MATERIAL SHOWN section start

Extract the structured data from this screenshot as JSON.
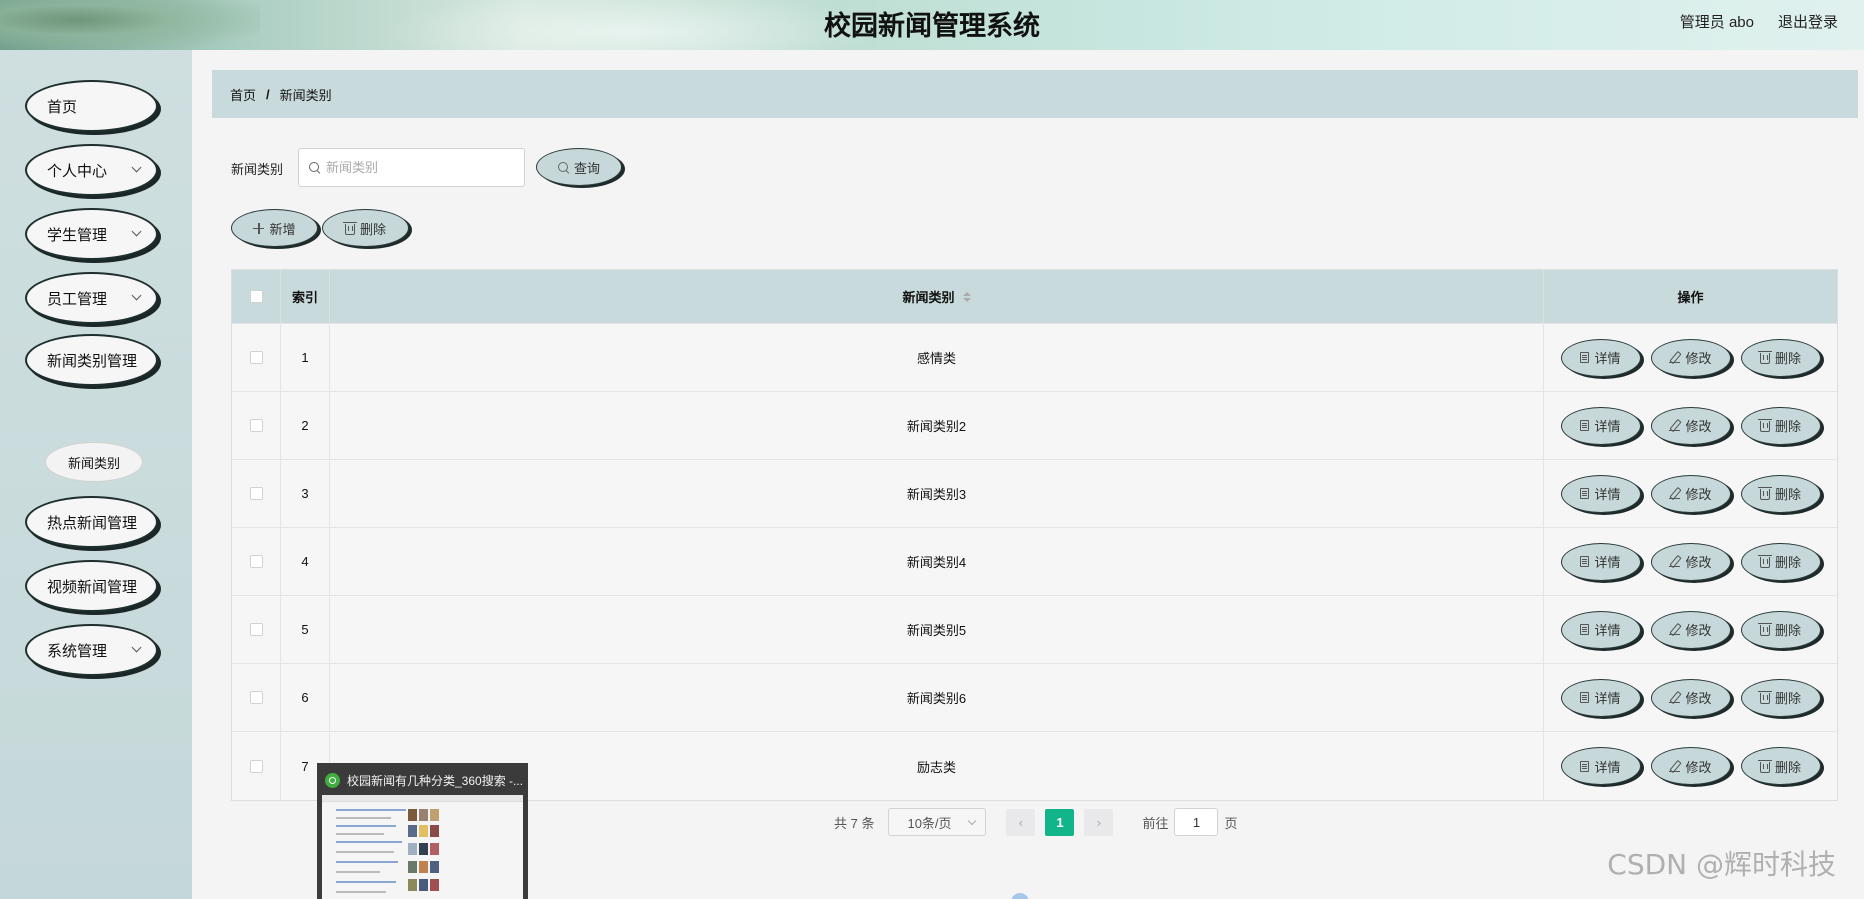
{
  "header": {
    "title": "校园新闻管理系统",
    "user_label": "管理员 abo",
    "logout_label": "退出登录"
  },
  "sidebar": {
    "items": [
      {
        "label": "首页",
        "has_children": false
      },
      {
        "label": "个人中心",
        "has_children": true
      },
      {
        "label": "学生管理",
        "has_children": true
      },
      {
        "label": "员工管理",
        "has_children": true
      },
      {
        "label": "新闻类别管理",
        "has_children": true
      },
      {
        "label": "热点新闻管理",
        "has_children": true
      },
      {
        "label": "视频新闻管理",
        "has_children": true
      },
      {
        "label": "系统管理",
        "has_children": true
      }
    ],
    "active_submenu": "新闻类别"
  },
  "breadcrumb": {
    "home": "首页",
    "separator": "/",
    "current": "新闻类别"
  },
  "search": {
    "label": "新闻类别",
    "placeholder": "新闻类别",
    "value": "",
    "button_label": "查询"
  },
  "toolbar": {
    "add_label": "新增",
    "delete_label": "删除"
  },
  "table": {
    "columns": {
      "index": "索引",
      "category": "新闻类别",
      "actions": "操作"
    },
    "rows": [
      {
        "index": "1",
        "category": "感情类"
      },
      {
        "index": "2",
        "category": "新闻类别2"
      },
      {
        "index": "3",
        "category": "新闻类别3"
      },
      {
        "index": "4",
        "category": "新闻类别4"
      },
      {
        "index": "5",
        "category": "新闻类别5"
      },
      {
        "index": "6",
        "category": "新闻类别6"
      },
      {
        "index": "7",
        "category": "励志类"
      }
    ],
    "row_actions": {
      "detail": "详情",
      "edit": "修改",
      "delete": "删除"
    }
  },
  "pagination": {
    "total_label": "共 7 条",
    "page_size": "10条/页",
    "prev": "‹",
    "current_page": "1",
    "next": "›",
    "goto_label": "前往",
    "goto_value": "1",
    "goto_suffix": "页"
  },
  "taskbar_preview": {
    "title": "校园新闻有几种分类_360搜索 -..."
  },
  "watermark": "CSDN @辉时科技",
  "colors": {
    "accent": "#12b58a",
    "table_header_bg": "#c8dadb",
    "sidebar_bg": "#c5d8d9",
    "button_bg": "#c6d8d9"
  }
}
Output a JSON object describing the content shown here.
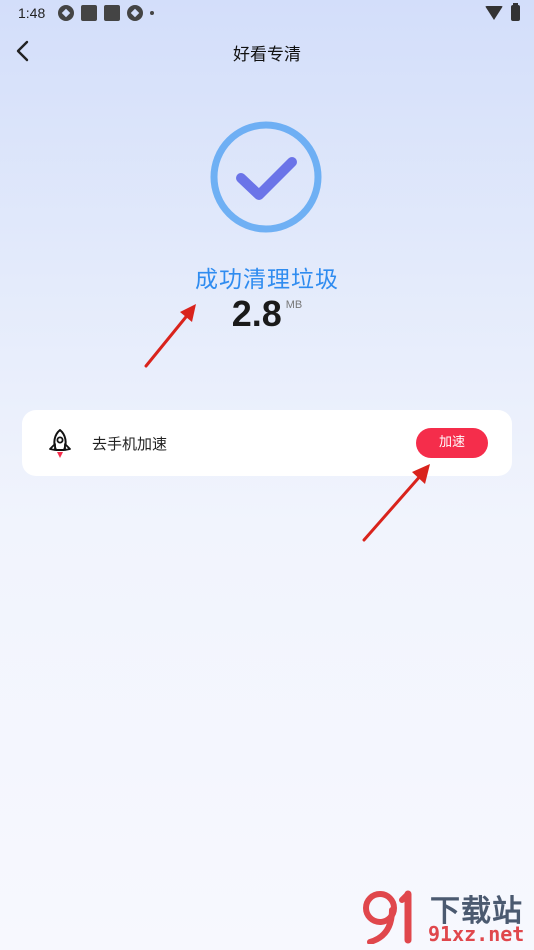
{
  "status_bar": {
    "time": "1:48"
  },
  "header": {
    "title": "好看专清"
  },
  "result": {
    "message": "成功清理垃圾",
    "size": "2.8",
    "unit": "MB"
  },
  "action_card": {
    "label": "去手机加速",
    "button_label": "加速"
  },
  "watermark": {
    "line1": "下载站",
    "line2": "91xz.net"
  },
  "colors": {
    "accent_blue": "#2f8cf0",
    "button_red": "#f52d4b",
    "check_purple": "#6b74e8",
    "arrow_red": "#d9231c"
  }
}
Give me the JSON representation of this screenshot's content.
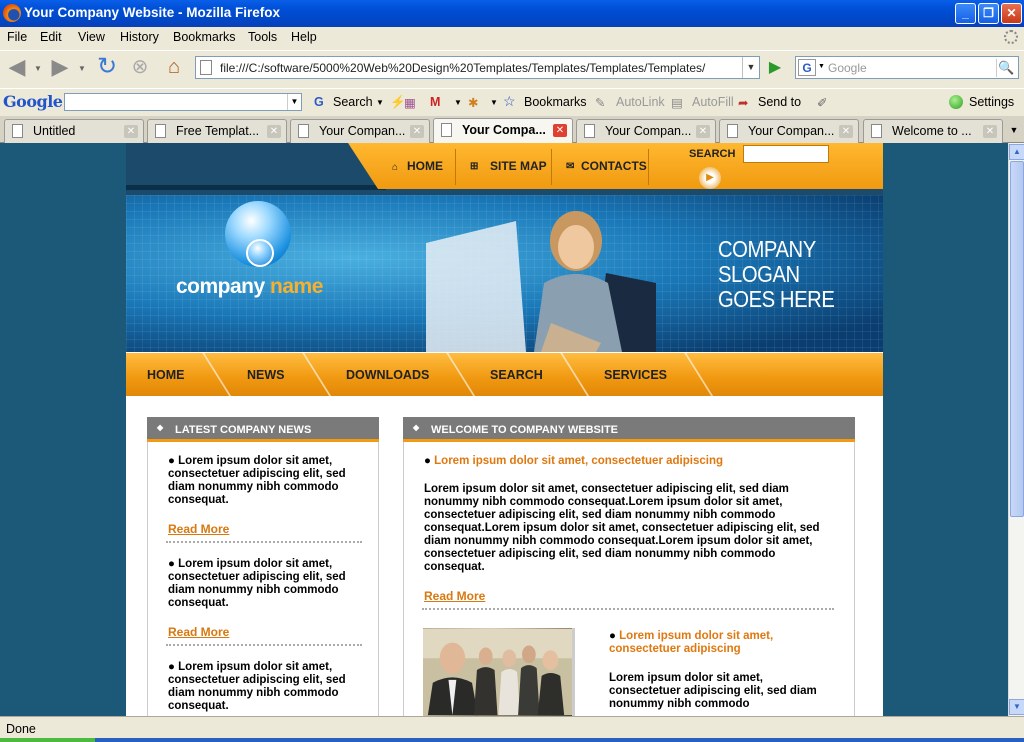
{
  "window": {
    "title": "Your Company Website - Mozilla Firefox",
    "min": "_",
    "max": "❐",
    "close": "✕"
  },
  "menu": [
    "File",
    "Edit",
    "View",
    "History",
    "Bookmarks",
    "Tools",
    "Help"
  ],
  "nav": {
    "url": "file:///C:/software/5000%20Web%20Design%20Templates/Templates/Templates/Templates/",
    "search_placeholder": "Google"
  },
  "google_toolbar": {
    "logo": "Google",
    "search": "Search",
    "bookmarks": "Bookmarks",
    "autolink": "AutoLink",
    "autofill": "AutoFill",
    "sendto": "Send to",
    "settings": "Settings"
  },
  "tabs": [
    {
      "title": "Untitled"
    },
    {
      "title": "Free Templat..."
    },
    {
      "title": "Your Compan..."
    },
    {
      "title": "Your Compa..."
    },
    {
      "title": "Your Compan..."
    },
    {
      "title": "Your Compan..."
    },
    {
      "title": "Welcome to ..."
    }
  ],
  "status": {
    "text": "Done"
  },
  "site": {
    "topnav": {
      "home": "HOME",
      "sitemap": "SITE MAP",
      "contacts": "CONTACTS",
      "search_label": "SEARCH"
    },
    "logo": {
      "company": "company",
      "name": "name"
    },
    "slogan": [
      "COMPANY",
      "SLOGAN",
      "GOES HERE"
    ],
    "mainnav": [
      "HOME",
      "NEWS",
      "DOWNLOADS",
      "SEARCH",
      "SERVICES"
    ],
    "news": {
      "title": "LATEST COMPANY NEWS",
      "items": [
        {
          "text": "Lorem ipsum dolor sit amet, consectetuer adipiscing elit, sed diam nonummy nibh commodo consequat.",
          "link": "Read More"
        },
        {
          "text": "Lorem ipsum dolor sit amet, consectetuer adipiscing elit, sed diam nonummy nibh commodo consequat.",
          "link": "Read More"
        },
        {
          "text": "Lorem ipsum dolor sit amet, consectetuer adipiscing elit, sed diam nonummy nibh commodo consequat."
        }
      ]
    },
    "welcome": {
      "title": "WELCOME TO COMPANY WEBSITE",
      "headline": "Lorem ipsum dolor sit amet, consectetuer adipiscing",
      "body": "Lorem ipsum dolor sit amet, consectetuer adipiscing elit, sed diam nonummy nibh commodo consequat.Lorem ipsum dolor sit amet, consectetuer adipiscing elit, sed diam nonummy nibh commodo consequat.Lorem ipsum dolor sit amet, consectetuer adipiscing elit, sed diam nonummy nibh commodo consequat.Lorem ipsum dolor sit amet, consectetuer adipiscing elit, sed diam nonummy nibh commodo consequat.",
      "link": "Read More",
      "headline2": "Lorem ipsum dolor sit amet, consectetuer adipiscing",
      "body2": "Lorem ipsum dolor sit amet, consectetuer adipiscing elit, sed diam nonummy nibh commodo"
    }
  }
}
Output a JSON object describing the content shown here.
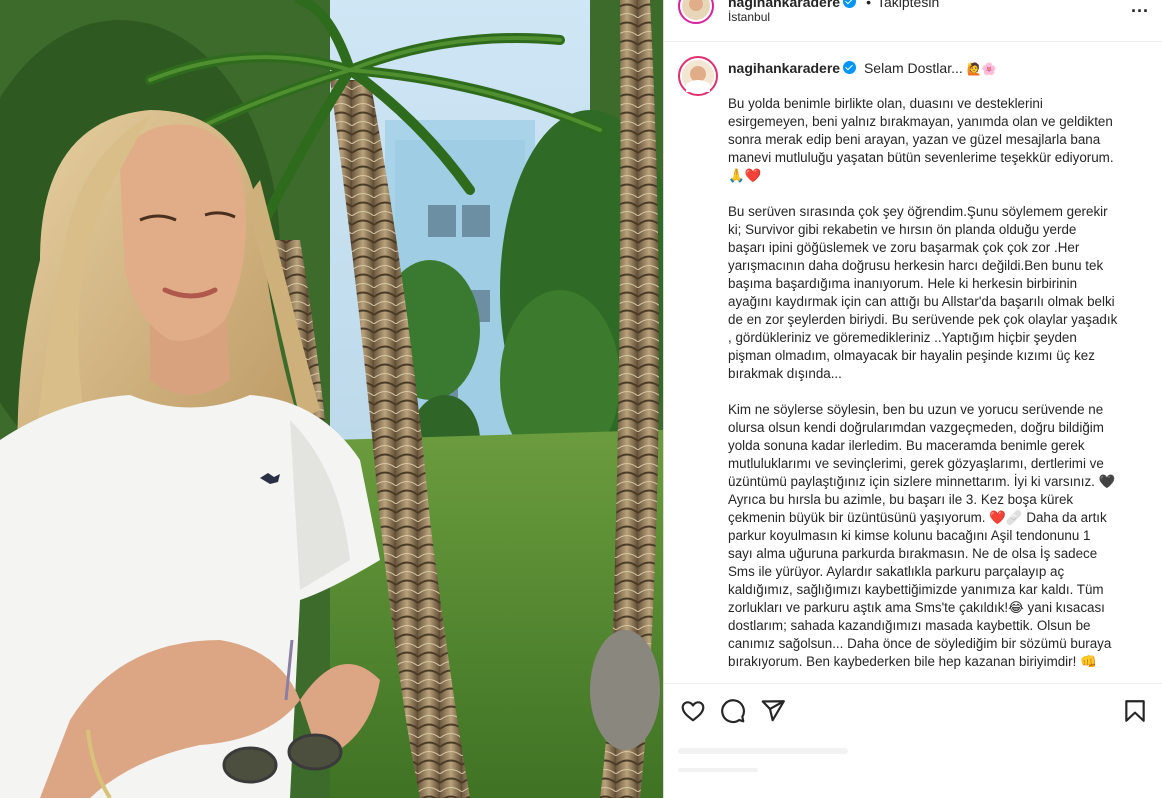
{
  "colors": {
    "accent": "#0095f6",
    "border": "#dbdbdb",
    "text": "#262626",
    "heart": "#ed1c24"
  },
  "header": {
    "username": "nagihankaradere",
    "bullet": "•",
    "follow_status": "Takiptesin",
    "location": "İstanbul",
    "more_icon": "more-horizontal-icon",
    "more_label": "..."
  },
  "post": {
    "username": "nagihankaradere",
    "title": "Selam Dostlar...",
    "paragraph1": [
      "Bu yolda benimle birlikte olan, duasını ve desteklerini",
      "esirgemeyen, beni yalnız bırakmayan, yanımda olan ve geldikten",
      "sonra merak edip beni arayan, yazan ve güzel mesajlarla bana",
      "manevi mutluluğu yaşatan bütün sevenlerime teşekkür ediyorum."
    ],
    "paragraph1_emojis": "🙏❤️",
    "paragraph2": [
      "Bu serüven sırasında çok şey öğrendim.Şunu söylemem gerekir",
      "ki; Survivor gibi rekabetin ve hırsın ön planda olduğu yerde",
      "başarı ipini göğüslemek ve zoru başarmak çok çok zor .Her",
      "yarışmacının daha doğrusu herkesin harcı değildi.Ben bunu tek",
      "başıma başardığıma inanıyorum. Hele ki herkesin birbirinin",
      "ayağını kaydırmak için can attığı bu Allstar'da başarılı olmak belki",
      "de en zor şeylerden biriydi. Bu serüvende pek çok olaylar yaşadık",
      ", gördükleriniz ve göremedikleriniz ..Yaptığım hiçbir şeyden",
      "pişman olmadım, olmayacak bir hayalin peşinde kızımı üç kez",
      "bırakmak dışında..."
    ],
    "paragraph3": [
      "Kim ne söylerse söylesin, ben bu uzun ve yorucu serüvende ne",
      "olursa olsun kendi doğrularımdan vazgeçmeden, doğru bildiğim",
      "yolda sonuna kadar ilerledim. Bu maceramda benimle gerek",
      "mutluluklarımı ve sevinçlerimi, gerek gözyaşlarımı, dertlerimi ve",
      "üzüntümü paylaştığınız için sizlere minnettarım. İyi ki varsınız. 🖤",
      "Ayrıca bu hırsla bu azimle, bu başarı ile 3. Kez boşa kürek",
      "çekmenin büyük bir üzüntüsünü yaşıyorum. ❤️🩹 Daha da artık",
      "parkur koyulmasın ki kimse kolunu bacağını Aşil tendonunu 1",
      "sayı alma uğuruna parkurda bırakmasın. Ne de olsa İş sadece",
      "Sms ile yürüyor. Aylardır sakatlıkla parkuru parçalayıp aç",
      "kaldığımız, sağlığımızı kaybettiğimizde yanımıza kar kaldı. Tüm",
      "zorlukları ve parkuru aştık ama Sms'te çakıldık!😂 yani kısacası",
      "dostlarım; sahada kazandığımızı masada kaybettik. Olsun be",
      "canımız sağolsun... Daha önce de söylediğim bir sözümü buraya",
      "bırakıyorum. Ben kaybederken bile hep kazanan biriyimdir! 👊"
    ]
  },
  "actions": {
    "like_icon": "heart-outline-icon",
    "comment_icon": "comment-bubble-icon",
    "share_icon": "paper-plane-icon",
    "save_icon": "bookmark-icon"
  }
}
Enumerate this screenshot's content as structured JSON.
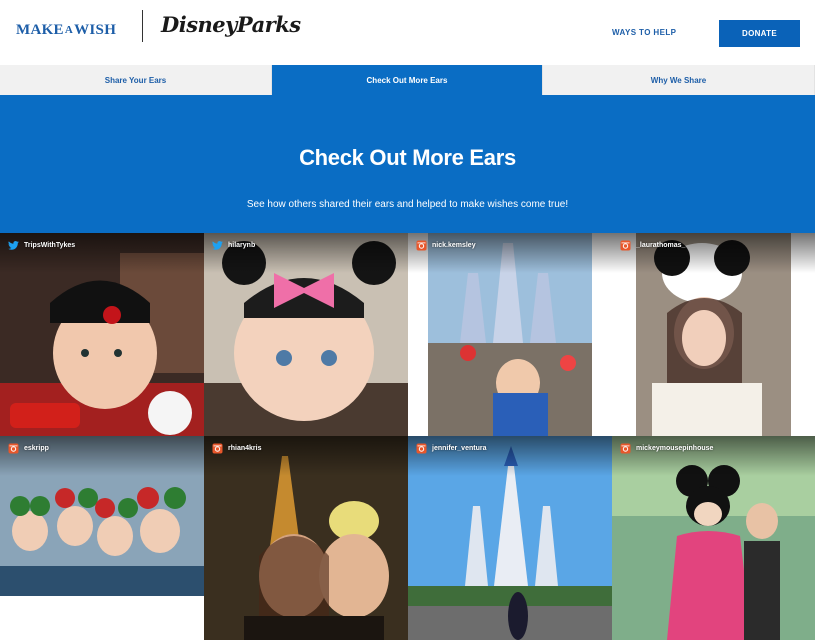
{
  "header": {
    "logo_make_a_wish": {
      "make": "MAKE",
      "a": "A",
      "wish": "WISH"
    },
    "logo_disney_parks": "DisneyParks",
    "ways_to_help": "WAYS TO HELP",
    "donate": "DONATE"
  },
  "tabs": [
    {
      "label": "Share Your Ears"
    },
    {
      "label": "Check Out More Ears",
      "active": true
    },
    {
      "label": "Why We Share"
    }
  ],
  "hero": {
    "title": "Check Out More Ears",
    "subtitle": "See how others shared their ears and helped to make wishes come true!"
  },
  "colors": {
    "brand_blue": "#0a6dc4",
    "donate_blue": "#0a62b8",
    "link_blue": "#1d5ea8",
    "twitter_blue": "#1da1f2",
    "instagram_orange": "#e8572b"
  },
  "posts": [
    {
      "source": "twitter-icon",
      "user": "TripsWithTykes"
    },
    {
      "source": "twitter-icon",
      "user": "hilarynb"
    },
    {
      "source": "instagram-icon",
      "user": "nick.kemsley"
    },
    {
      "source": "instagram-icon",
      "user": "_laurathomas_"
    },
    {
      "source": "instagram-icon",
      "user": "eskripp"
    },
    {
      "source": "instagram-icon",
      "user": "rhian4kris"
    },
    {
      "source": "instagram-icon",
      "user": "jennifer_ventura"
    },
    {
      "source": "instagram-icon",
      "user": "mickeymousepinhouse"
    }
  ]
}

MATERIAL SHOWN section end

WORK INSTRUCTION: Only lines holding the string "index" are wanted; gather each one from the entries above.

RESULT OF THE EXERCISE:
      "index": "索引",
        "index": "1",
        "index": "2",
        "index": "3",
        "index": "4",
        "index": "5",
        "index": "6",
        "index": "7",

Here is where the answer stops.